- [DATA UNDER STUDY]:

Content starts

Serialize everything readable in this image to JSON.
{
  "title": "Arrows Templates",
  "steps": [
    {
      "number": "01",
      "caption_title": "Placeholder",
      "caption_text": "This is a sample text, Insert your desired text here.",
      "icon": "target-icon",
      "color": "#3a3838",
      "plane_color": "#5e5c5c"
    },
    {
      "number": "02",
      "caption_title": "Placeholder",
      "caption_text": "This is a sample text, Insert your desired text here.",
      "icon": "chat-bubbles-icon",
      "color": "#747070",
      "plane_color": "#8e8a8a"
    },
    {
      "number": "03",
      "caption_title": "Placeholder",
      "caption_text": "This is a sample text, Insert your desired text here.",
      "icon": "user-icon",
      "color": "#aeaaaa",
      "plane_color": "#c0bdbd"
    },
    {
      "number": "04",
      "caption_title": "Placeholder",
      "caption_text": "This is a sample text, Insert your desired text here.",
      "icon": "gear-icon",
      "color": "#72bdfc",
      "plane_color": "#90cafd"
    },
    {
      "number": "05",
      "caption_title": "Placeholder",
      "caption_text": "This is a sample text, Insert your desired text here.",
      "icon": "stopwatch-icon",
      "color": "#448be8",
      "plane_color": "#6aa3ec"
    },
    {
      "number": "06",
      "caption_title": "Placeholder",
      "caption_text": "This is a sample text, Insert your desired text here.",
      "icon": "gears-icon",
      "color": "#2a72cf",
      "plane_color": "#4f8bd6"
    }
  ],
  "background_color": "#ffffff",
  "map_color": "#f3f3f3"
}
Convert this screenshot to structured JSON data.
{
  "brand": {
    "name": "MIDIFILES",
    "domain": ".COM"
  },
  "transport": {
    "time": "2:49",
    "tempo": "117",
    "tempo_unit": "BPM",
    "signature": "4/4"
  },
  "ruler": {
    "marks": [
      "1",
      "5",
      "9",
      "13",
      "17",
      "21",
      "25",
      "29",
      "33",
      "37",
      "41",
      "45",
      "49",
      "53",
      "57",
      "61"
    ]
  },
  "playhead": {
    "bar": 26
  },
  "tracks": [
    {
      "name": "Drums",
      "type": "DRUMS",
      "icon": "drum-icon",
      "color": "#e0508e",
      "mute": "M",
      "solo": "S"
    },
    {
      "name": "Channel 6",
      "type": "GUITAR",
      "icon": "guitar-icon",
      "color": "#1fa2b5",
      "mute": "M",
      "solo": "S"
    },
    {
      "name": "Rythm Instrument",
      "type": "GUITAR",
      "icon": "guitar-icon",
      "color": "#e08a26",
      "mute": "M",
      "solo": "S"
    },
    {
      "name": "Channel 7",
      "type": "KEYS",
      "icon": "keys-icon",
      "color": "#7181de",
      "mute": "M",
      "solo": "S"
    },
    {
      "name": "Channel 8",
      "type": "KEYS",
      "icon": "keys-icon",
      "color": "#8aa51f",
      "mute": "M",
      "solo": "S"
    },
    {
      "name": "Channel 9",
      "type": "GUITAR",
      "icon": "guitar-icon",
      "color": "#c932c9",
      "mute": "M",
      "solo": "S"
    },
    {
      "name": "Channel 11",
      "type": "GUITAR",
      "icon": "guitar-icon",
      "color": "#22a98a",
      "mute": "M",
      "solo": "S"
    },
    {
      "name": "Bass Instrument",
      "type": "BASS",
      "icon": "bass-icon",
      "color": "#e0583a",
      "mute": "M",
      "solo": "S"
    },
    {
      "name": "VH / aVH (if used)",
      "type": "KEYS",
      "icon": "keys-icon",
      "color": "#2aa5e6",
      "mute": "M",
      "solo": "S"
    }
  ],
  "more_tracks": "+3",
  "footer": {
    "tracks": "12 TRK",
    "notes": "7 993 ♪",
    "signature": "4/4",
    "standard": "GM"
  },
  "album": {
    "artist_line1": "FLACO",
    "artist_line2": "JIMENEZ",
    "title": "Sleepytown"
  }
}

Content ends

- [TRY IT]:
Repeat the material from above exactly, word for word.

- [ANSWER SPACE]:
Serialize everything readable in this image to JSON.
{
  "title": "Arrows Templates",
  "steps": [
    {
      "number": "01",
      "caption_title": "Placeholder",
      "caption_text": "This is a sample text, Insert your desired text here.",
      "icon": "target-icon",
      "color": "#3a3838",
      "plane_color": "#5e5c5c"
    },
    {
      "number": "02",
      "caption_title": "Placeholder",
      "caption_text": "This is a sample text, Insert your desired text here.",
      "icon": "chat-bubbles-icon",
      "color": "#747070",
      "plane_color": "#8e8a8a"
    },
    {
      "number": "03",
      "caption_title": "Placeholder",
      "caption_text": "This is a sample text, Insert your desired text here.",
      "icon": "user-icon",
      "color": "#aeaaaa",
      "plane_color": "#c0bdbd"
    },
    {
      "number": "04",
      "caption_title": "Placeholder",
      "caption_text": "This is a sample text, Insert your desired text here.",
      "icon": "gear-icon",
      "color": "#72bdfc",
      "plane_color": "#90cafd"
    },
    {
      "number": "05",
      "caption_title": "Placeholder",
      "caption_text": "This is a sample text, Insert your desired text here.",
      "icon": "stopwatch-icon",
      "color": "#448be8",
      "plane_color": "#6aa3ec"
    },
    {
      "number": "06",
      "caption_title": "Placeholder",
      "caption_text": "This is a sample text, Insert your desired text here.",
      "icon": "gears-icon",
      "color": "#2a72cf",
      "plane_color": "#4f8bd6"
    }
  ],
  "background_color": "#ffffff",
  "map_color": "#f3f3f3"
}
Convert this screenshot to structured JSON data.
{
  "brand": {
    "name": "MIDIFILES",
    "domain": ".COM"
  },
  "transport": {
    "time": "2:49",
    "tempo": "117",
    "tempo_unit": "BPM",
    "signature": "4/4"
  },
  "ruler": {
    "marks": [
      "1",
      "5",
      "9",
      "13",
      "17",
      "21",
      "25",
      "29",
      "33",
      "37",
      "41",
      "45",
      "49",
      "53",
      "57",
      "61"
    ]
  },
  "playhead": {
    "bar": 26
  },
  "tracks": [
    {
      "name": "Drums",
      "type": "DRUMS",
      "icon": "drum-icon",
      "color": "#e0508e",
      "mute": "M",
      "solo": "S"
    },
    {
      "name": "Channel 6",
      "type": "GUITAR",
      "icon": "guitar-icon",
      "color": "#1fa2b5",
      "mute": "M",
      "solo": "S"
    },
    {
      "name": "Rythm Instrument",
      "type": "GUITAR",
      "icon": "guitar-icon",
      "color": "#e08a26",
      "mute": "M",
      "solo": "S"
    },
    {
      "name": "Channel 7",
      "type": "KEYS",
      "icon": "keys-icon",
      "color": "#7181de",
      "mute": "M",
      "solo": "S"
    },
    {
      "name": "Channel 8",
      "type": "KEYS",
      "icon": "keys-icon",
      "color": "#8aa51f",
      "mute": "M",
      "solo": "S"
    },
    {
      "name": "Channel 9",
      "type": "GUITAR",
      "icon": "guitar-icon",
      "color": "#c932c9",
      "mute": "M",
      "solo": "S"
    },
    {
      "name": "Channel 11",
      "type": "GUITAR",
      "icon": "guitar-icon",
      "color": "#22a98a",
      "mute": "M",
      "solo": "S"
    },
    {
      "name": "Bass Instrument",
      "type": "BASS",
      "icon": "bass-icon",
      "color": "#e0583a",
      "mute": "M",
      "solo": "S"
    },
    {
      "name": "VH / aVH (if used)",
      "type": "KEYS",
      "icon": "keys-icon",
      "color": "#2aa5e6",
      "mute": "M",
      "solo": "S"
    }
  ],
  "more_tracks": "+3",
  "footer": {
    "tracks": "12 TRK",
    "notes": "7 993 ♪",
    "signature": "4/4",
    "standard": "GM"
  },
  "album": {
    "artist_line1": "FLACO",
    "artist_line2": "JIMENEZ",
    "title": "Sleepytown"
  }
}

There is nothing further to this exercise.